§ TASK DESCRIPTION:
Restate the whole of the data verbatim, omitting nothing.

-------- DATASET RECORDS

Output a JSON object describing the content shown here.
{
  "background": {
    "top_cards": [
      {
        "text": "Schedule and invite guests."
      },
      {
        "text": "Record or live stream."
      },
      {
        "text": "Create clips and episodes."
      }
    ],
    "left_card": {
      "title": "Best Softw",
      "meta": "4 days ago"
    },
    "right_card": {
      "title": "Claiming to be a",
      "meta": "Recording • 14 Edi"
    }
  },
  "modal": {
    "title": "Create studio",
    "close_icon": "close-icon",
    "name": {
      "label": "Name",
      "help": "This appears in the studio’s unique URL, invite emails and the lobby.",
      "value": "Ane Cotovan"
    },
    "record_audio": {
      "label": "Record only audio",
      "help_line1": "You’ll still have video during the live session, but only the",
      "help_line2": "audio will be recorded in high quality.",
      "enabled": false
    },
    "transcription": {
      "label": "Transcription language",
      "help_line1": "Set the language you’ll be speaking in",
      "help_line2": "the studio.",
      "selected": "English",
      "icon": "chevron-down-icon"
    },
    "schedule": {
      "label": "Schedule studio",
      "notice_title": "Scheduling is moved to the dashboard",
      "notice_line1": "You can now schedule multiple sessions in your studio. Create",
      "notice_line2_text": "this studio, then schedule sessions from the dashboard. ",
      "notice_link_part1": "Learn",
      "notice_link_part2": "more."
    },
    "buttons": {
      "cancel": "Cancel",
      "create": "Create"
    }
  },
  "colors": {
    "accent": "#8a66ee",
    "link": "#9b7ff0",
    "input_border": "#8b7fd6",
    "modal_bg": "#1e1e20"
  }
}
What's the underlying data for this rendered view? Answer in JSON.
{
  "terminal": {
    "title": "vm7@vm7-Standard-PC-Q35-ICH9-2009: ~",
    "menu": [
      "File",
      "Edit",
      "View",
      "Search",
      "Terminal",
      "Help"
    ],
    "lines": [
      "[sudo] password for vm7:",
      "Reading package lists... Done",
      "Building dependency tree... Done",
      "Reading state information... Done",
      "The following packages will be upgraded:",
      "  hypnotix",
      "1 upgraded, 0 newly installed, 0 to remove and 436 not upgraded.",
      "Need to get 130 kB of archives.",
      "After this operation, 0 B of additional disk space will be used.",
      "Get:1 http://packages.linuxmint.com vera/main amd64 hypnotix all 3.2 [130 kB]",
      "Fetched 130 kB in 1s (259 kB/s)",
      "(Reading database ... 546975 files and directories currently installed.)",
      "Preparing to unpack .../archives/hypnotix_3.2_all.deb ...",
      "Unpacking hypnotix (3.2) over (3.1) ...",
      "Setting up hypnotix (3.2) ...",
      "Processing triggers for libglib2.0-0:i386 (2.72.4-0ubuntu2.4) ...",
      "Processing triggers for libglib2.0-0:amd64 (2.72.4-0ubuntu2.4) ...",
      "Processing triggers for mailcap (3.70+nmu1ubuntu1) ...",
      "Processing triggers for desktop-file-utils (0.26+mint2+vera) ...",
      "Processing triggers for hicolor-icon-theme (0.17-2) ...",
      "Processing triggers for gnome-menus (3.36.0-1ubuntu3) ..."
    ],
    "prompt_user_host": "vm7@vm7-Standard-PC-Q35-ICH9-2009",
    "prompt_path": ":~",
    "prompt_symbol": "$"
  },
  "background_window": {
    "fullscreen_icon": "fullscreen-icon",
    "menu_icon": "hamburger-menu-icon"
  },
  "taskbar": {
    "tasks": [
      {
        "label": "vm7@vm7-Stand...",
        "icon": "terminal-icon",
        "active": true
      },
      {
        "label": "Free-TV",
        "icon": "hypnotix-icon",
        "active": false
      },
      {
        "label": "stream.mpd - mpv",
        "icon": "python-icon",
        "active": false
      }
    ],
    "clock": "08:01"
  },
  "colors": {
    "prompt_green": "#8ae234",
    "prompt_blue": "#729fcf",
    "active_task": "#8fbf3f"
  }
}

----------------

§ ANSWER BOX:
Output a JSON object describing the content shown here.
{
  "background": {
    "top_cards": [
      {
        "text": "Schedule and invite guests."
      },
      {
        "text": "Record or live stream."
      },
      {
        "text": "Create clips and episodes."
      }
    ],
    "left_card": {
      "title": "Best Softw",
      "meta": "4 days ago"
    },
    "right_card": {
      "title": "Claiming to be a",
      "meta": "Recording • 14 Edi"
    }
  },
  "modal": {
    "title": "Create studio",
    "close_icon": "close-icon",
    "name": {
      "label": "Name",
      "help": "This appears in the studio’s unique URL, invite emails and the lobby.",
      "value": "Ane Cotovan"
    },
    "record_audio": {
      "label": "Record only audio",
      "help_line1": "You’ll still have video during the live session, but only the",
      "help_line2": "audio will be recorded in high quality.",
      "enabled": false
    },
    "transcription": {
      "label": "Transcription language",
      "help_line1": "Set the language you’ll be speaking in",
      "help_line2": "the studio.",
      "selected": "English",
      "icon": "chevron-down-icon"
    },
    "schedule": {
      "label": "Schedule studio",
      "notice_title": "Scheduling is moved to the dashboard",
      "notice_line1": "You can now schedule multiple sessions in your studio. Create",
      "notice_line2_text": "this studio, then schedule sessions from the dashboard. ",
      "notice_link_part1": "Learn",
      "notice_link_part2": "more."
    },
    "buttons": {
      "cancel": "Cancel",
      "create": "Create"
    }
  },
  "colors": {
    "accent": "#8a66ee",
    "link": "#9b7ff0",
    "input_border": "#8b7fd6",
    "modal_bg": "#1e1e20"
  }
}
What's the underlying data for this rendered view? Answer in JSON.
{
  "terminal": {
    "title": "vm7@vm7-Standard-PC-Q35-ICH9-2009: ~",
    "menu": [
      "File",
      "Edit",
      "View",
      "Search",
      "Terminal",
      "Help"
    ],
    "lines": [
      "[sudo] password for vm7:",
      "Reading package lists... Done",
      "Building dependency tree... Done",
      "Reading state information... Done",
      "The following packages will be upgraded:",
      "  hypnotix",
      "1 upgraded, 0 newly installed, 0 to remove and 436 not upgraded.",
      "Need to get 130 kB of archives.",
      "After this operation, 0 B of additional disk space will be used.",
      "Get:1 http://packages.linuxmint.com vera/main amd64 hypnotix all 3.2 [130 kB]",
      "Fetched 130 kB in 1s (259 kB/s)",
      "(Reading database ... 546975 files and directories currently installed.)",
      "Preparing to unpack .../archives/hypnotix_3.2_all.deb ...",
      "Unpacking hypnotix (3.2) over (3.1) ...",
      "Setting up hypnotix (3.2) ...",
      "Processing triggers for libglib2.0-0:i386 (2.72.4-0ubuntu2.4) ...",
      "Processing triggers for libglib2.0-0:amd64 (2.72.4-0ubuntu2.4) ...",
      "Processing triggers for mailcap (3.70+nmu1ubuntu1) ...",
      "Processing triggers for desktop-file-utils (0.26+mint2+vera) ...",
      "Processing triggers for hicolor-icon-theme (0.17-2) ...",
      "Processing triggers for gnome-menus (3.36.0-1ubuntu3) ..."
    ],
    "prompt_user_host": "vm7@vm7-Standard-PC-Q35-ICH9-2009",
    "prompt_path": ":~",
    "prompt_symbol": "$"
  },
  "background_window": {
    "fullscreen_icon": "fullscreen-icon",
    "menu_icon": "hamburger-menu-icon"
  },
  "taskbar": {
    "tasks": [
      {
        "label": "vm7@vm7-Stand...",
        "icon": "terminal-icon",
        "active": true
      },
      {
        "label": "Free-TV",
        "icon": "hypnotix-icon",
        "active": false
      },
      {
        "label": "stream.mpd - mpv",
        "icon": "python-icon",
        "active": false
      }
    ],
    "clock": "08:01"
  },
  "colors": {
    "prompt_green": "#8ae234",
    "prompt_blue": "#729fcf",
    "active_task": "#8fbf3f"
  }
}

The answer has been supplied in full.